- Law #1 - You will always reap what you sow. If you want an apple tree, you have to plant an apple seed; you can't plant an orange seed. In life, finances, and business, it is critical that you identify your goals and objectives, i.e., where you want to go. Until this is done, it is impossible to determine the action steps needed to achieve your goals, much less be able to determine when you have arrived at your destination. In effect, if you want long-term financial security, you have to decide what that looks like and live a life consistent with that goal. Similarly, if you value truthfulness, hard-work, fun, mindfulness or connection in your relationships, then you have to model those same values through your own life. Plant the seeds you want and you will get the same back.
- Law #2 - You will always reap much later after you sow. If you plant an apple seed in the morning, you don't get an apple tree by that afternoon. Reaping the harvest comes much later, after you have tended, nurtured, and cared for your tender sapling. Even after you identify your goals and the action steps to get you there, you have to monitor the progress and adjust for the "head-winds" and incidents of life. You will have constant changes in family members (births, deaths, divorces), changes in family relationships (disagreements, reconciliations, rivalries), changes in laws (just look at the estate and income tax laws over the past 12 years), and changes in assets (windfalls, pitfalls, and potholes). Change is constant; as such, estate and business planning is not a static, one-time event, but a dynamic, fluid process that you will want to review and update occasionally as your life deals you new cards. Likewise, the time, energy and presence that you invest in your relationships may take a while to take hold and be returned to you in kind.
- Law #3 - You will always reap much more than you sow. If you plant an apple seed, you get much more than an apple tree in return; you get a tree that will produce fruit (more apples!!) for many years. Eventually, the plans and relationships that you pursue today, and nurture along the way, will be returned to you, both in kind and in abundance. Persevere, hold-the-line, keep hangin' on……these may all sound cliche, but there is a truth in all of them. When we live our lives in the present, and properly plan for our futures, we have a significantly greater chance of not only achieving, but exceeding our goals - greater security, control over our lives, more options and choices, confidence in outcome, and closer relationships. As for me, I would rather live "in the margin" rather than "on the margin." But, in order for this to happen, I have to plant those seeds today, and tend my garden, until I can reap the harvest of my dreams.
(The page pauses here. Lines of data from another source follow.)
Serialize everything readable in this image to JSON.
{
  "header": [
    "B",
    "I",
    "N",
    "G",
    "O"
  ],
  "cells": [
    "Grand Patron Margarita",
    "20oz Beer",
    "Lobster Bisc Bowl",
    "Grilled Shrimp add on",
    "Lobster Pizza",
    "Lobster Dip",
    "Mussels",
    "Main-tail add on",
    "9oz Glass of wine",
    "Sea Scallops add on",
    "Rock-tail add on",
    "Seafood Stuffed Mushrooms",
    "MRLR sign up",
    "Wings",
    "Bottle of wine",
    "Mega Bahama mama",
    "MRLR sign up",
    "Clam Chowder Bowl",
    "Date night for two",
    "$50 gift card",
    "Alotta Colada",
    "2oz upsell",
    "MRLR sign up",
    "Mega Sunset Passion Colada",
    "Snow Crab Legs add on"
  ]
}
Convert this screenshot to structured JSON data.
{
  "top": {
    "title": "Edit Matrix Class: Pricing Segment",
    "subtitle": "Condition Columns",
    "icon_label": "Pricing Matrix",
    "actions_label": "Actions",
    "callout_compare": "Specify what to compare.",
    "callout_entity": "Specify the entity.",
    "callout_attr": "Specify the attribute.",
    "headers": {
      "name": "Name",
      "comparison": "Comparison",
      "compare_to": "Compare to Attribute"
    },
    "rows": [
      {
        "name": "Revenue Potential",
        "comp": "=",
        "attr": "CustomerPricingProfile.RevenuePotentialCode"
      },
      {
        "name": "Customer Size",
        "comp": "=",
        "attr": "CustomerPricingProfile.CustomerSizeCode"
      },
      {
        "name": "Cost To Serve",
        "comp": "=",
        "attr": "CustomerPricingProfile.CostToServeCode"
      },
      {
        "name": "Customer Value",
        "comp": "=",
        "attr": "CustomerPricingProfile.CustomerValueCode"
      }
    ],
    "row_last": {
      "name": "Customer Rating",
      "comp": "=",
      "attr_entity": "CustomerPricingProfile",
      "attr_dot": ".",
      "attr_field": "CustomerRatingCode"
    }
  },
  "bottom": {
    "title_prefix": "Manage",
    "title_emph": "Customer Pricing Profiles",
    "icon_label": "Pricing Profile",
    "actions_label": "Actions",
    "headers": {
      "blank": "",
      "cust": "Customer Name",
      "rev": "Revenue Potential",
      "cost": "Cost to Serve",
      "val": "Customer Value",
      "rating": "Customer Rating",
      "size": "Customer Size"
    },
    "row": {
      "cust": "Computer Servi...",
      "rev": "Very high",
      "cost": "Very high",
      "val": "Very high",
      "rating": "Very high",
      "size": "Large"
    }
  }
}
At the end of our lives, we will all leave behind a story…a legacy. Whether that story is good or bad, intended or happenstance, recorded or remembered, is, ultimately, determined by the seeds of our lives. What will your story be?
I look forward to this journey, this grand adventure of life. I hope that, in some small measure, I can be of assistance in your journey.
S. Craig Stone II of Stone Law Offices, Ltd. serves clients throughout Clark County, Southern NV, Las Vegas, Henderson, Boulder City, North Las Vegas, Summerlin, Carson City, Reno, Washoe County, and Nye County. Also serving clients with asset protection nationwide.